·      Rolling with the punches when you couldn’t turn up an animal to stalk

·      Not blaming each other when the stalk didn’t go as planned

·      Cooking quality meals as a team at the end of the day when you’re both drained

·      Having hard conversations about life, marriage, work, and everything in between

·      Breaking down an animal together when you’re #TaggedOut

·      Spontaneously driving over an hour north in bloody camo to see Post Malone in concert to cap the trip

These off-range hunts are available 10 months out of the year, and my tips above are based on an early August hunt. It’s nice having the flexibility to plan around your personal schedule throughout the year due to the ability to apply month by month. However, keep in mind that if you apply outside of those July and August options, you might sacrifice those really hot months that I believe are a huge advantage because it forces them to leave the range and go to water. The hotter the better in this case, but with it also being monsoon season, it provides you a different opportunity to track them when it lets up. To me, that’s a win-win compared to a later month where you don’t have either benefit.
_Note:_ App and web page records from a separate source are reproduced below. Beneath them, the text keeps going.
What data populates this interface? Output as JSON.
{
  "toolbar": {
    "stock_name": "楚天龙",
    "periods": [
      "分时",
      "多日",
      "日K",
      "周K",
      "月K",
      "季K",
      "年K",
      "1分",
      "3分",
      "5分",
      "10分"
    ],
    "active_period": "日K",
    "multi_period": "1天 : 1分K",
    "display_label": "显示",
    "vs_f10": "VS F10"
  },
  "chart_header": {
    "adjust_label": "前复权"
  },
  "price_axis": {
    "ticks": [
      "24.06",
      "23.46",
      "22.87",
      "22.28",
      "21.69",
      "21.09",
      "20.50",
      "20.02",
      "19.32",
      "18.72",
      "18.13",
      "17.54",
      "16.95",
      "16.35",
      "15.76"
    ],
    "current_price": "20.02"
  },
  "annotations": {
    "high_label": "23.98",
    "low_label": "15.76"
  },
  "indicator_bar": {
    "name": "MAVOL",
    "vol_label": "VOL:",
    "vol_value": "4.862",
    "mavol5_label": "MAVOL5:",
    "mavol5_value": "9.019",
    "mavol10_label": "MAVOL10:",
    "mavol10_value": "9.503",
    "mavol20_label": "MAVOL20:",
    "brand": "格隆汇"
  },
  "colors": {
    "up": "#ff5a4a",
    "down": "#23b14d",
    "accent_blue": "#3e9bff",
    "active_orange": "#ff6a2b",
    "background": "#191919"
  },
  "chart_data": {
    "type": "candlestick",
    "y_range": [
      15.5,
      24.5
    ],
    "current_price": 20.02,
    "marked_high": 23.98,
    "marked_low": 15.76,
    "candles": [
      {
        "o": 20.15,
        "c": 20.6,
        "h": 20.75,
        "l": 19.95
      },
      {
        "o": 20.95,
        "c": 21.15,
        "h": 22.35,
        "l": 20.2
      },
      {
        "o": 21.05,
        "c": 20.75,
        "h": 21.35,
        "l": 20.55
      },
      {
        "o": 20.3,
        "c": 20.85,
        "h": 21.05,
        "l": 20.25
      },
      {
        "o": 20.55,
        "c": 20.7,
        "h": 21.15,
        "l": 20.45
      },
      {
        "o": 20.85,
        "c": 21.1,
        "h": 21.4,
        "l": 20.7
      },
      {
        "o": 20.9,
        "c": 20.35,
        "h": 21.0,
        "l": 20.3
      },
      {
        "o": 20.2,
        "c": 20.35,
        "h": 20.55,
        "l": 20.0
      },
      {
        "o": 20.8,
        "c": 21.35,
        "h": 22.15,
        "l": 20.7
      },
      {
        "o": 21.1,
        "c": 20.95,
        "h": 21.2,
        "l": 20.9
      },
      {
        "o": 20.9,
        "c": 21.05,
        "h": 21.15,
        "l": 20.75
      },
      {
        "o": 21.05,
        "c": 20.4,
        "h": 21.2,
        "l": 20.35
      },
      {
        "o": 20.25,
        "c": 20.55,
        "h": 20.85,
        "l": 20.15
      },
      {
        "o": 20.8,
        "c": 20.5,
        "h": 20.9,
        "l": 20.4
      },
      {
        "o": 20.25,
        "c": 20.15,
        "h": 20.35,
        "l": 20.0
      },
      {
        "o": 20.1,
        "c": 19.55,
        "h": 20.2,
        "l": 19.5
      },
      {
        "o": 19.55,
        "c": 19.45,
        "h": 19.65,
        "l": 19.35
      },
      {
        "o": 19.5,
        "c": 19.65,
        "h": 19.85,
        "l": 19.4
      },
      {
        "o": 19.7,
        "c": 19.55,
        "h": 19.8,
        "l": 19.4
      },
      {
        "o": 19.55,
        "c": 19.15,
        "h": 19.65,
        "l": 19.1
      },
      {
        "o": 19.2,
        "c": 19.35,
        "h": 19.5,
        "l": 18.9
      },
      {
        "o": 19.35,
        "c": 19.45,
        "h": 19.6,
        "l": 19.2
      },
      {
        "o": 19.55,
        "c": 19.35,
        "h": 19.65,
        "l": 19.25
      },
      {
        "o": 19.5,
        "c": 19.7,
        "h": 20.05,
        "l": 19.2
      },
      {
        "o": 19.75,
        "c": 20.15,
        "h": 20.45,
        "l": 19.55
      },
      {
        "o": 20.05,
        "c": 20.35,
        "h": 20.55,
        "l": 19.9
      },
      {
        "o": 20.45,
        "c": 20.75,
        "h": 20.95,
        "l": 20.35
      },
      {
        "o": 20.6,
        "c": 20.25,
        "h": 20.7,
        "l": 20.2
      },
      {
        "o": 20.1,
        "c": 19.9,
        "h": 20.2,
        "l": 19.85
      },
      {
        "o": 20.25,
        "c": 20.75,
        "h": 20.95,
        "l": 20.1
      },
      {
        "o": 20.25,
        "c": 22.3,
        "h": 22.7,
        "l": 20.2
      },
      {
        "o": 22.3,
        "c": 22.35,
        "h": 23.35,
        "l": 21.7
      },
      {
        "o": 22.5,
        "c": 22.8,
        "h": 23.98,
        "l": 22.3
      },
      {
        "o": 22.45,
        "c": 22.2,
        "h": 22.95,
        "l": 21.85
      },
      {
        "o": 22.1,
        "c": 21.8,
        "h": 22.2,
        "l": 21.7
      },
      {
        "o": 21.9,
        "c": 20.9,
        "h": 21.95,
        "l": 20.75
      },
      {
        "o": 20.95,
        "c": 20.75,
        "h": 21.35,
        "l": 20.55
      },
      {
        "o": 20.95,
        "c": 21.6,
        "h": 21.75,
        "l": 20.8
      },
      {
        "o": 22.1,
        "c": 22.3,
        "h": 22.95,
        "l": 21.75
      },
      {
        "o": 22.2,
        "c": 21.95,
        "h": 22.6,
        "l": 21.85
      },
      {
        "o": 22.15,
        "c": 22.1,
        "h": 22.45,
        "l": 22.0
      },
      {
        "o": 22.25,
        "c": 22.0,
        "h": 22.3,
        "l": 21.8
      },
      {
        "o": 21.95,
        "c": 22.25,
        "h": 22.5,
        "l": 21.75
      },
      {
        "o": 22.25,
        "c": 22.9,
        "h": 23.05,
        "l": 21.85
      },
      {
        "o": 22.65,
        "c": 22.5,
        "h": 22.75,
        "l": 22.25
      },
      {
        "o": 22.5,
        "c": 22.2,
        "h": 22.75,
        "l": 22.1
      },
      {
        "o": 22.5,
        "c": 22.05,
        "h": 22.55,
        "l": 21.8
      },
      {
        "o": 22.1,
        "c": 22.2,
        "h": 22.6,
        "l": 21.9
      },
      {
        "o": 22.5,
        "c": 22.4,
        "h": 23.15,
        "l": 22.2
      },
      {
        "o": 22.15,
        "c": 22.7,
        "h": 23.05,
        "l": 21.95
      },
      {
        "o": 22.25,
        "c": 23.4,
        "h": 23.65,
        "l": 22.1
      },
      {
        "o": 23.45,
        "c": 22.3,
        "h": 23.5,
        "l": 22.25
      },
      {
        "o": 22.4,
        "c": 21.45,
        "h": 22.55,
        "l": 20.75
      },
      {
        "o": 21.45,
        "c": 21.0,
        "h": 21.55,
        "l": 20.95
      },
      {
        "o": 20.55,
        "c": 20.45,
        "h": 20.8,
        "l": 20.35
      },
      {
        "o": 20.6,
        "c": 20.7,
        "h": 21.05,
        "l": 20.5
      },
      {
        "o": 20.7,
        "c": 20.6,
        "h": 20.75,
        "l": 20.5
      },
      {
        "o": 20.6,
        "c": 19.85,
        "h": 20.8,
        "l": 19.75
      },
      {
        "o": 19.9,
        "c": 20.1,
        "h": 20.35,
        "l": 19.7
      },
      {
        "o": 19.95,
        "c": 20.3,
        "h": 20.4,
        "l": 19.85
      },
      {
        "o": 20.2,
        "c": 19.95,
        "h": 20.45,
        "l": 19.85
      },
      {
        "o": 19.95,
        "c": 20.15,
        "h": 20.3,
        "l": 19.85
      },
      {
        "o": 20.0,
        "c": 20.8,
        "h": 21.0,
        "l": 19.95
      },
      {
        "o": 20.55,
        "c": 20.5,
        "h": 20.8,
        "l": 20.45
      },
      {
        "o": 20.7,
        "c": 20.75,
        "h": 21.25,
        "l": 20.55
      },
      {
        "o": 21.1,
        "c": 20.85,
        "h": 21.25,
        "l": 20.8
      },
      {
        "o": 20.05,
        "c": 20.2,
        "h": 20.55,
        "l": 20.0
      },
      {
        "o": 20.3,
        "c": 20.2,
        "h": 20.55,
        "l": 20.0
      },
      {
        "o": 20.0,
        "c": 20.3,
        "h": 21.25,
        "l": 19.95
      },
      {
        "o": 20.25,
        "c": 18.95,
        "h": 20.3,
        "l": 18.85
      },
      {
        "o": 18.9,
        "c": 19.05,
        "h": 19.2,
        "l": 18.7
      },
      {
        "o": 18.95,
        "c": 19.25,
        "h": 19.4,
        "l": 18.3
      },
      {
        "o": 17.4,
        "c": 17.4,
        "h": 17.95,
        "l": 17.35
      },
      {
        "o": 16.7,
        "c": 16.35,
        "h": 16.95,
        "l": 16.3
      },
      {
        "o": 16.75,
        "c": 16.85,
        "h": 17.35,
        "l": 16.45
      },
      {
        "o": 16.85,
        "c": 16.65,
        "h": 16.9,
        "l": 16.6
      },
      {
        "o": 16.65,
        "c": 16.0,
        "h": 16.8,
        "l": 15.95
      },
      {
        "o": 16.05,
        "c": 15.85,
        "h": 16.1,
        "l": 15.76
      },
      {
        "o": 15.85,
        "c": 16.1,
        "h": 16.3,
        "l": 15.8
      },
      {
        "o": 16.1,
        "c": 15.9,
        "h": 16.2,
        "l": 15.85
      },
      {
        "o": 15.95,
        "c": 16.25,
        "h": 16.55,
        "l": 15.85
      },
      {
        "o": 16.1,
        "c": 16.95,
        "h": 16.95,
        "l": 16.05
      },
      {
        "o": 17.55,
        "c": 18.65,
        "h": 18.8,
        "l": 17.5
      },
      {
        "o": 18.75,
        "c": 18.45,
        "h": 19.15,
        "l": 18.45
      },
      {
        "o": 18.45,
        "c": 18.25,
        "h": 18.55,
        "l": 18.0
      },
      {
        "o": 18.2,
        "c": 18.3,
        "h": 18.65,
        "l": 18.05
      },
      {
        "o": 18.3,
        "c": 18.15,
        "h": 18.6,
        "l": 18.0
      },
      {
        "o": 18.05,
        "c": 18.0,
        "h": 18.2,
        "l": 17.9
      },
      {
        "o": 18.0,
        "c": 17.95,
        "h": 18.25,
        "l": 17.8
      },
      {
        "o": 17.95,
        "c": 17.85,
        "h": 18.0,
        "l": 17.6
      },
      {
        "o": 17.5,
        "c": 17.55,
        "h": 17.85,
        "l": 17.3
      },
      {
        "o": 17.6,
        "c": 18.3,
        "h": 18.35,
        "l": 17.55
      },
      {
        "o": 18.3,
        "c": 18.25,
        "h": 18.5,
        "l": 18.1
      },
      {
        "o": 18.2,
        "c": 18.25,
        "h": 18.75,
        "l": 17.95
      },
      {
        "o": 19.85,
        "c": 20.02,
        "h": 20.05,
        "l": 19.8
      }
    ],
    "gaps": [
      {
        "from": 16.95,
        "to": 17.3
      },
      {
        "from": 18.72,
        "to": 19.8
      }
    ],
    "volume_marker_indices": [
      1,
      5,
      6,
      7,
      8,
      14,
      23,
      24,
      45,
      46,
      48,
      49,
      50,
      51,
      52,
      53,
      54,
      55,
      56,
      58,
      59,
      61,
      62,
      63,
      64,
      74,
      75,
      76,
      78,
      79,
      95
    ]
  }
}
Give us a call to become a License Application Client like Rihana and let us help you draw an off-range oryx tag, or contact Huntin’ Fool Adventures and let us book you a private land over-the-counter tag!